The Impossible (2012) Directed by Juan Antonio Bayona. With Ewan Mcgregor, Naomi Watts and Tom Holland.
Having endured my fair share of Roland Emmerich visions of global destruction, The Impossible acts as a reminder of how much can be achieved on location, with your actors thrown into the elements to fight it out. As a piece of physical film making, Juan Antonio Bayona’s true story of a family’s desperate attempt to survive the 2004 Indian Ocean tsunami is a firm punch in the gut.
For anyone familiar with this story (most of Spain), the casting of an English family, replacing the Spanish family whose account the film is based on, might serve as an unwelcome beginning. It’s a relief, then, that the actors here are likeable, with more than enough dramatic ability to convey the reality of the situation. Naomi Watts and Tom Holland, playing mother and son respectively, take most of the acting plaudits, providing a gripping display of physical guts and emotional depth in the early stages of the film.
The tsunami itself is astonishingly well staged as the power of the water destroying everything in its path achieved the roller coaster effect of pushing me back into my seat.
In most cases, I say the less informed you are about a film before you see it, the better the experience tends to be. If you know nothing about the real life events that The Impossible bases itself upon, then there’s every chance you’ll be absorbed and emotionally drained by the end.
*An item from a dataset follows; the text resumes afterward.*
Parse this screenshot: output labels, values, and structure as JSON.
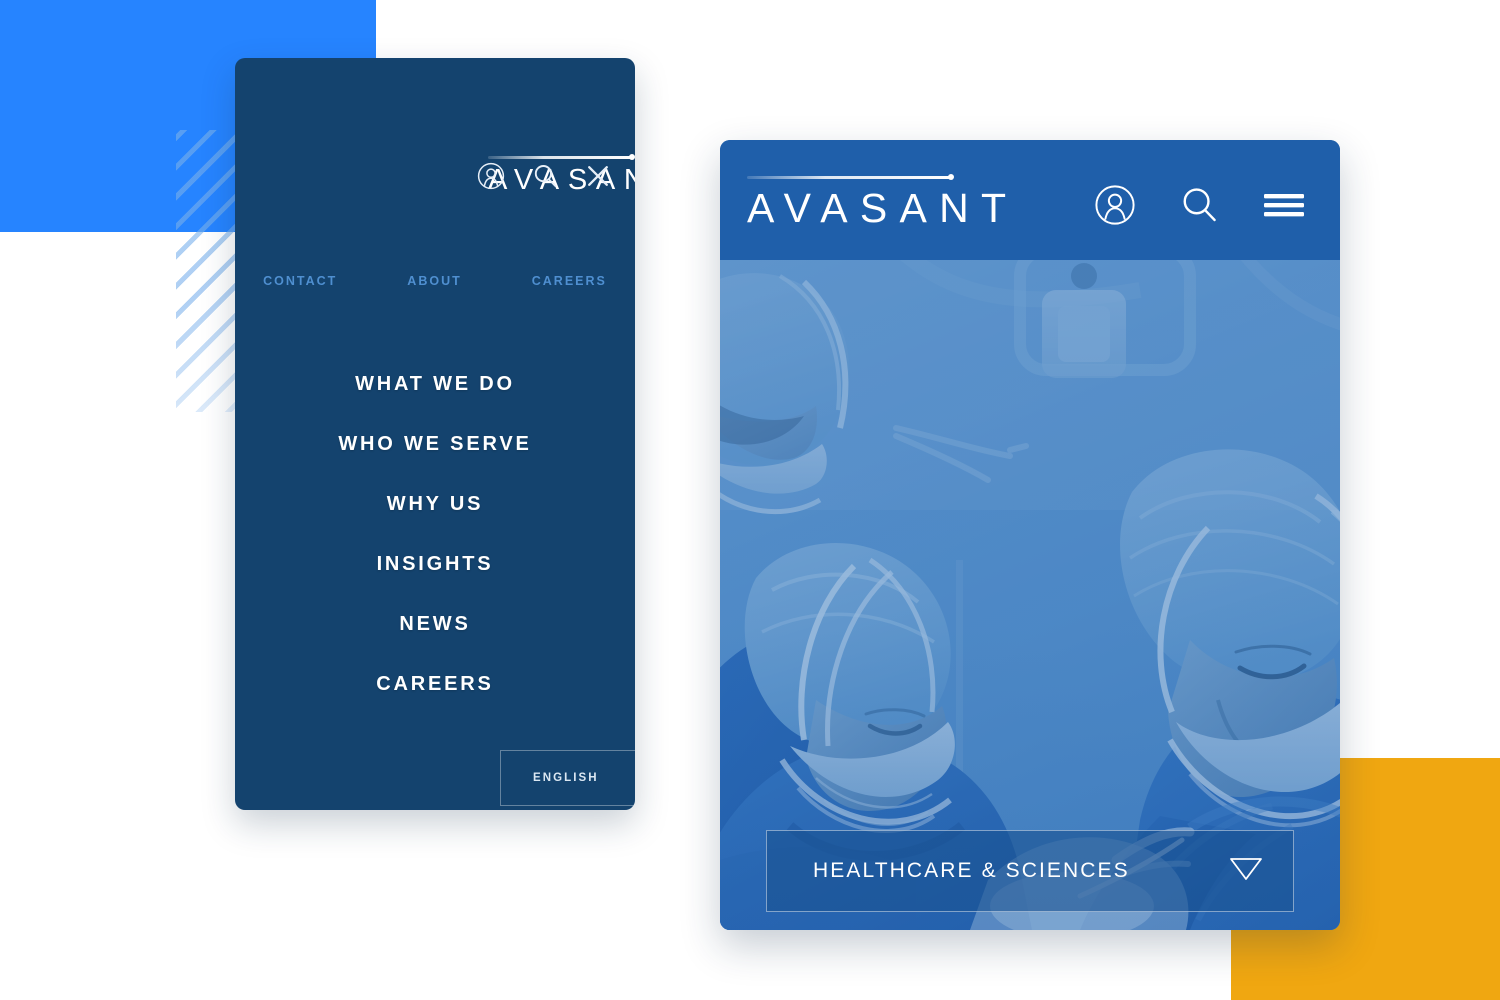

The direction and locations are flawless and the performances match up. The film rightly found criticism for changing the ethnicity of the family, but with the cast giving such endearing performances, it’s easy to paper over those cracks as the power of the story takes centre stage. 4/5